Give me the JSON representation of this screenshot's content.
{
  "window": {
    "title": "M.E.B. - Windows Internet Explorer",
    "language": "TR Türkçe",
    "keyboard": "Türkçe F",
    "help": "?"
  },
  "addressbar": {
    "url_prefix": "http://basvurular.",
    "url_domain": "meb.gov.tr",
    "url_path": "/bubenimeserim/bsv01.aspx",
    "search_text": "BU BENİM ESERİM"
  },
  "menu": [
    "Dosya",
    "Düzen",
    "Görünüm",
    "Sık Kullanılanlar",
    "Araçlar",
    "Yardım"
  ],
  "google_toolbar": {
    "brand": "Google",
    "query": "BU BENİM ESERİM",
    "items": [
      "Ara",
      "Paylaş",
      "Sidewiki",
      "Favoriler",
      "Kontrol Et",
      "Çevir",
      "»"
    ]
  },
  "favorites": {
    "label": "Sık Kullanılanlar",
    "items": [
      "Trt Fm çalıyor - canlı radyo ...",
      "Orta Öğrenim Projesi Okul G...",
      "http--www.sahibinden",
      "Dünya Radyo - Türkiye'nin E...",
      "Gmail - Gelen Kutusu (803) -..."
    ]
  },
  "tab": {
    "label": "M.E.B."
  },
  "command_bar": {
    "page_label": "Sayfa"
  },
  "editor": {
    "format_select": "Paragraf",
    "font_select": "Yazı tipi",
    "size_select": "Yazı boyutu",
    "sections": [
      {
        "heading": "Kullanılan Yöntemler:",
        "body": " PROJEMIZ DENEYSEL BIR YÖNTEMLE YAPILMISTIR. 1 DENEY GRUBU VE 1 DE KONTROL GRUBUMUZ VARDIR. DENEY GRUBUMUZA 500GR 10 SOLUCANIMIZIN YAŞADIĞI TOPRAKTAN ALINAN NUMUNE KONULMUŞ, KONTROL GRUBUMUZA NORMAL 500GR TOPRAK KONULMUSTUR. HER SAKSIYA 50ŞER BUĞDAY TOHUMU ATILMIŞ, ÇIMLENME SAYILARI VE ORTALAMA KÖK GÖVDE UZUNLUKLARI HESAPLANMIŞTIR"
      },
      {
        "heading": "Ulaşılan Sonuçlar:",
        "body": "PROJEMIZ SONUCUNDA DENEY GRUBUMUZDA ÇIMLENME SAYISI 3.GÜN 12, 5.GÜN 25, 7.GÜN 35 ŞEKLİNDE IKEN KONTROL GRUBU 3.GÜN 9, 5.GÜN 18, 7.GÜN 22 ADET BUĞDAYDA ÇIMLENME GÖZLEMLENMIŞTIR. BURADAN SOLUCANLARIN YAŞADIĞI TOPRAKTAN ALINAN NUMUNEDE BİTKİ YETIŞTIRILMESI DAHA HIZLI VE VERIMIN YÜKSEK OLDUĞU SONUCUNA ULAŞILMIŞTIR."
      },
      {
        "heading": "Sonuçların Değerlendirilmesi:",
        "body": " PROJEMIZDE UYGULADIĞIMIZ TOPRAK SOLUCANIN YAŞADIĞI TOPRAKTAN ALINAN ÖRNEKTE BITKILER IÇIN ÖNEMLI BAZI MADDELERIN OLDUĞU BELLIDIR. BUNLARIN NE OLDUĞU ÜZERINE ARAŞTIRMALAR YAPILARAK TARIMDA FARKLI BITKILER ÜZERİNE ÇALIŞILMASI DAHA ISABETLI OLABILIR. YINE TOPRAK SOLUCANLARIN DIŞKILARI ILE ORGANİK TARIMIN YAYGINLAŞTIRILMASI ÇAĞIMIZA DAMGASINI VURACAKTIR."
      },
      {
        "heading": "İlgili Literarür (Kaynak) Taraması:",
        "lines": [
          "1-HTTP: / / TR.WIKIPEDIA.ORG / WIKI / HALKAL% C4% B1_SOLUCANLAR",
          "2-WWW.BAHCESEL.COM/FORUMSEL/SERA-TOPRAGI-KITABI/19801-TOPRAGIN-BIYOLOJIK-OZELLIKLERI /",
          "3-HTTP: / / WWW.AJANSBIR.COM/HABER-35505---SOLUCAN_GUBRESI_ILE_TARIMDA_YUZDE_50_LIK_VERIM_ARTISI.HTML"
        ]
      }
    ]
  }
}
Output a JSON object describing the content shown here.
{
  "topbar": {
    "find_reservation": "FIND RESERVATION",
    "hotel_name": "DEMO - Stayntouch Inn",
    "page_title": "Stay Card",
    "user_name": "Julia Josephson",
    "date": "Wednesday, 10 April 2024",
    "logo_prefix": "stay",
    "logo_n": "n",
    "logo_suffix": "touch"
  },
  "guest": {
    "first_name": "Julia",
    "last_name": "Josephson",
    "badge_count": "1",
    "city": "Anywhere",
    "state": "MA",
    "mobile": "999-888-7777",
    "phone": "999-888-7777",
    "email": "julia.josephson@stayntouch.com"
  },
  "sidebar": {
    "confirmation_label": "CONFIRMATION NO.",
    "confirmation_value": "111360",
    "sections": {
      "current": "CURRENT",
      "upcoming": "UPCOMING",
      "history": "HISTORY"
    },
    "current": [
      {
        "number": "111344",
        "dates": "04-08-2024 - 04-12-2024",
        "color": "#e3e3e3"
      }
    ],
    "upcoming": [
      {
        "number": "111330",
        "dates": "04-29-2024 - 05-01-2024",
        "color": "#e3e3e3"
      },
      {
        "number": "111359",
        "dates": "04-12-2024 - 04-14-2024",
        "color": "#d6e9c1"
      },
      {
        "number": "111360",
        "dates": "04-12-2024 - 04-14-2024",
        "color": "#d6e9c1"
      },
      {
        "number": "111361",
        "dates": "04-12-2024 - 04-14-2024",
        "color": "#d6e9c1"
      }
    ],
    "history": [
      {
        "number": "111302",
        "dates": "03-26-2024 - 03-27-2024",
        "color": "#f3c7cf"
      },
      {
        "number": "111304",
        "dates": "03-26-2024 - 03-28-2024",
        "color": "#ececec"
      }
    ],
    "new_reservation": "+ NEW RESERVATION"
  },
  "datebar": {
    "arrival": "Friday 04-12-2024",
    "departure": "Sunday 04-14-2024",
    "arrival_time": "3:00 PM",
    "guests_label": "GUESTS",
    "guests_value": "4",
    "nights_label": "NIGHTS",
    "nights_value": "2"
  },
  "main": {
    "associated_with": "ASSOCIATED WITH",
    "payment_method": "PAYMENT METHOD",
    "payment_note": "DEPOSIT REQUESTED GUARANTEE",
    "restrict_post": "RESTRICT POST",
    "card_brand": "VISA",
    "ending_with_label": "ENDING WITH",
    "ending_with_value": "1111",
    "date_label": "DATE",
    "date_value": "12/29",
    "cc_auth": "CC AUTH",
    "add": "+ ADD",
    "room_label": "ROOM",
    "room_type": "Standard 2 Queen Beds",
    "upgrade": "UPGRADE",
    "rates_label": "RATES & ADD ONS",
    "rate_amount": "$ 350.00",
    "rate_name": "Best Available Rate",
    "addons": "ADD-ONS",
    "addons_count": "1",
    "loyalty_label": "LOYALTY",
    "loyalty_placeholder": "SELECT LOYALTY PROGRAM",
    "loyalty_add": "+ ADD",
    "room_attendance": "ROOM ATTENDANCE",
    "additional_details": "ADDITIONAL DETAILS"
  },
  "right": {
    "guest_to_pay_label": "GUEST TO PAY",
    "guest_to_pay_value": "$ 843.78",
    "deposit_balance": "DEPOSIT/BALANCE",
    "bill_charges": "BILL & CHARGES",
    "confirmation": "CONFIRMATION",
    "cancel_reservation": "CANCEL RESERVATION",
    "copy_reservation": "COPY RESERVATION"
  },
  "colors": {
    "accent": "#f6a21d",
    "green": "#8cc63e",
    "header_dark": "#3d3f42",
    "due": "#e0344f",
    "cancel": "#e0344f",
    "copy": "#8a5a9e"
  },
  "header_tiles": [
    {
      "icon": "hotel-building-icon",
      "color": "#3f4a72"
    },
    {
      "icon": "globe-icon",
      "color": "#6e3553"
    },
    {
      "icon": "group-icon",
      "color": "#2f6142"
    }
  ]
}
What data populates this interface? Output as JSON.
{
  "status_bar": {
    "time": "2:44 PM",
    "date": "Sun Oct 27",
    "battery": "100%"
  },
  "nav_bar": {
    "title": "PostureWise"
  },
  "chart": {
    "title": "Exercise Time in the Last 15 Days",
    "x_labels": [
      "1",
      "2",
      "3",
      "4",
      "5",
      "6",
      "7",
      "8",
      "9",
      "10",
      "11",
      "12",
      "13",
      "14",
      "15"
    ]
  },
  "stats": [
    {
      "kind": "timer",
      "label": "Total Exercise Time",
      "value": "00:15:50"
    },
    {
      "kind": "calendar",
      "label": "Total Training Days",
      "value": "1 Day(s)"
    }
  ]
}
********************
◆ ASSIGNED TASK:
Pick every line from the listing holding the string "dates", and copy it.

◆ ANSWER AREA:
        "dates": "04-08-2024 - 04-12-2024",
        "dates": "04-29-2024 - 05-01-2024",
        "dates": "04-12-2024 - 04-14-2024",
        "dates": "04-12-2024 - 04-14-2024",
        "dates": "04-12-2024 - 04-14-2024",
        "dates": "03-26-2024 - 03-27-2024",
        "dates": "03-26-2024 - 03-28-2024",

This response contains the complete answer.